43 of 61
What happened in 1547 to Norfolk?
Had been sent to the Tower in December 1546 and only escaped with his life as Henry died before signing the death warrant while hiss son was tried and executed in 1547.
44 of 61
What did the future hold for the Duke of Norfolk after Henry's death?
He had been stripped of land and titles and remained in prison until released and restored by Mary in 1553.
45 of 61
How had Henry altered the balance of ower?
Placed in favour of crown with noble rivalries and factional actions increasingly operated within boundaries set by king and competed for royal favour.
46 of 61
What did David Loades say about the majority fo peers in 1547?
"the majority of peers were of the King's own creation, and constituted a service nobility."
47 of 61
What remained a benefit of retaining a local leader?
They had an oversight and capacity to bring different offices and sections together. In north and Welsh marches used Regional Councils for this reason, elsewhere no formal arrangements so use of powerful local figurehead.
48 of 61
In which areas was the need for a local leader most apparent?
Local defence and law and order in times of emergency
49 of 61
In 1539 when fears of French invasion were rife what did Henry order and why?
Establishment of Council for the West as counties of Devon and Cornwall particularly vulnerable to French or Spanish attack and Cornwall had reputation for rebellion.
50 of 61
What did Henry also do in 1539?
Appointed number of Lord Lieutenants in West and elsewhere with responsibility for raising local forces.
51 of 61
When had the position of Vice-Admiral with jurisdiction over private shipping in the area been established, specifically in the west?
52 of 61
What happened regarding developments in the West in 1540?
Council and positions of Lord Lieutenant lapsed in 1540 but Vice-Admiral role continued
53 of 61
Who were most of the men appointed into those short term roles in the West?
Largely geny status rather than gereater nobility.
54 of 61
Who replaced the Courtenays in the south west and why?
Lord John Russell (later Earl of Bedford) was President of the Council of the West in 1539 and influence began to grow from this time of family
55 of 61
What was the role of Lord John Russel from 1539 onwards?
In 1545 given special commission of array to manage defence in the four SW counties of Cornwall, Devon, Dorset and Somerset and after managing suppression of Western Rebellion in 1549 became Lord Lieutenant of all four counties in 1551
56 of 61
When were similar arrangements of those with Lord John Russell adopted throughout southern England in?
1549 due to widespread unrest and protest 'camps' culminating in Western Rebellion and Kett's Rebellion. Series appointemnts in 1549 and 1550
57 of 61
What happened to some of the appointments made in 1549 and 1550?
Some of them lapsed thereafter, but a more systematic approach was gradually adopted.
58 of 61
From around 1549 what happened regarding Lord Lieutenants?
More systematic approach with system of Lord Lieutenants (usually noble men with regional connections) began to bbecome established across country.
59 of 61
When did the system of Lord Lieutenants develop fully?
1580s but by 1553 a start had been made in creation of effective national system of civil and military administration
60 of 61
What progress was made in Henry's reign, in the words of David Loades?
"this was the process that turned the provincial magnate of the fifteenth century into the court-based politicians of the Elizabethan period"
61 of 61

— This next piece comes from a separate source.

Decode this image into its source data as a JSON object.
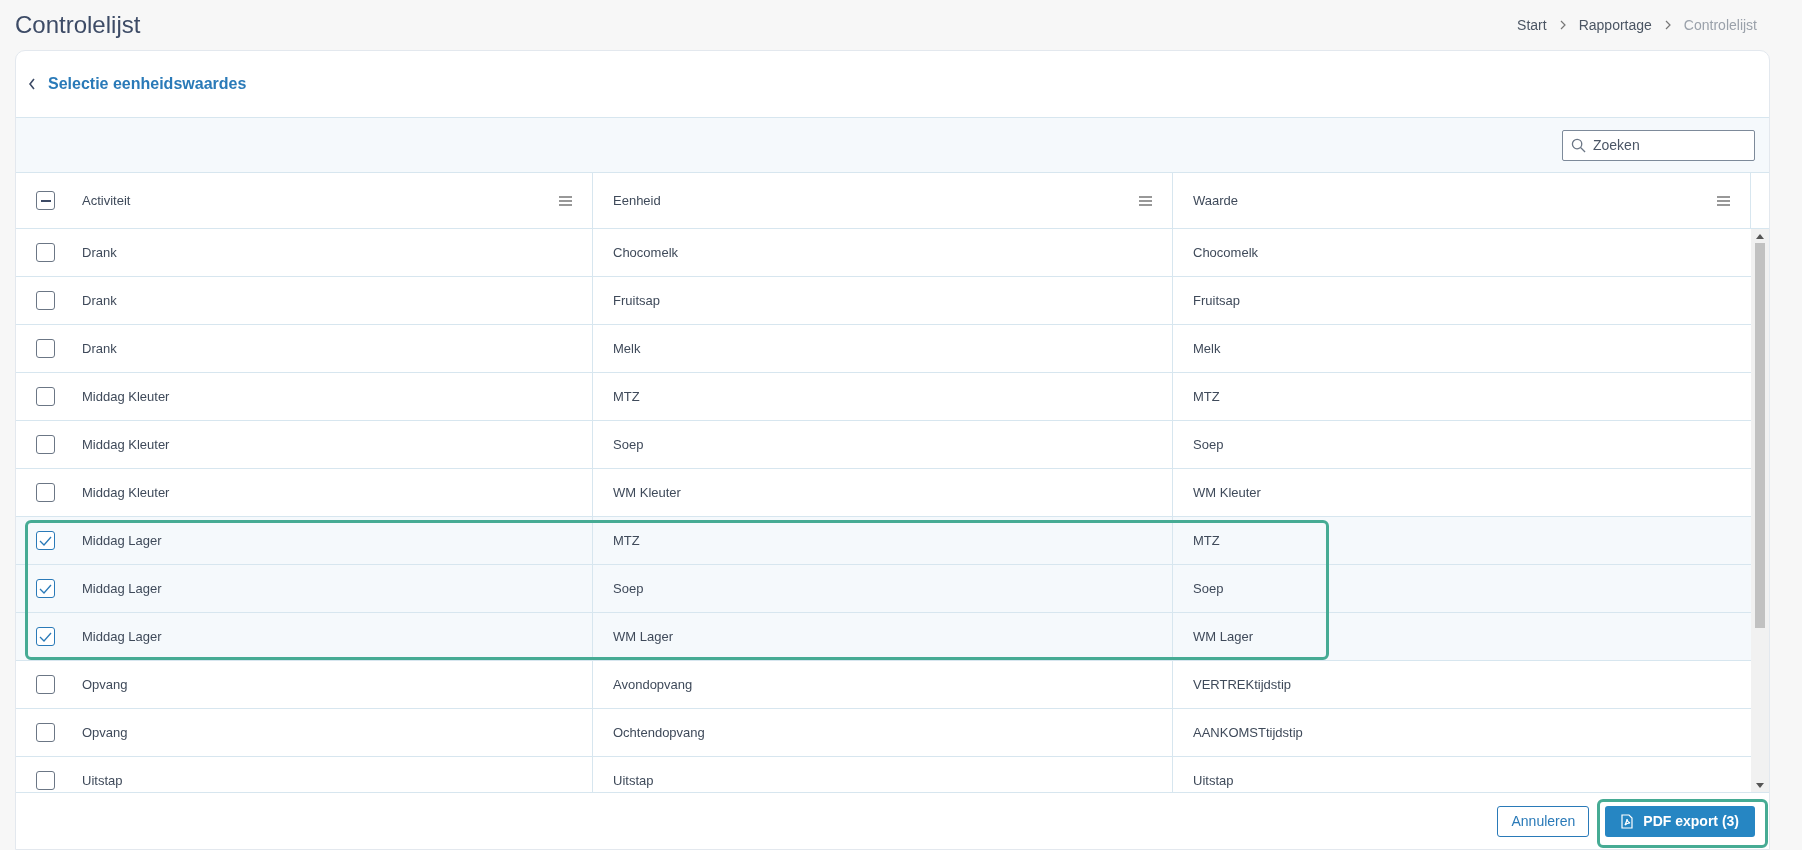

Other cards in this set

Card 2


When does Elton say that there was a Tudor revolution in government?


From 1532 to 1540 when Cromwell was Henry's chief minister.

Card 3


What is the gist of the tudor revolution in government?


Preview of the front of card 3

Card 4


What four parts can Elton's theory of a revolution in government be broken down into?


Preview of the front of card 4

Card 5


Tudor Revolution in Government - Central Government


Preview of the front of card 5
View more cards


No comments have yet been made

Similar History resources:

See all History resources »See all British monarchy - Tudors and Stuarts resources »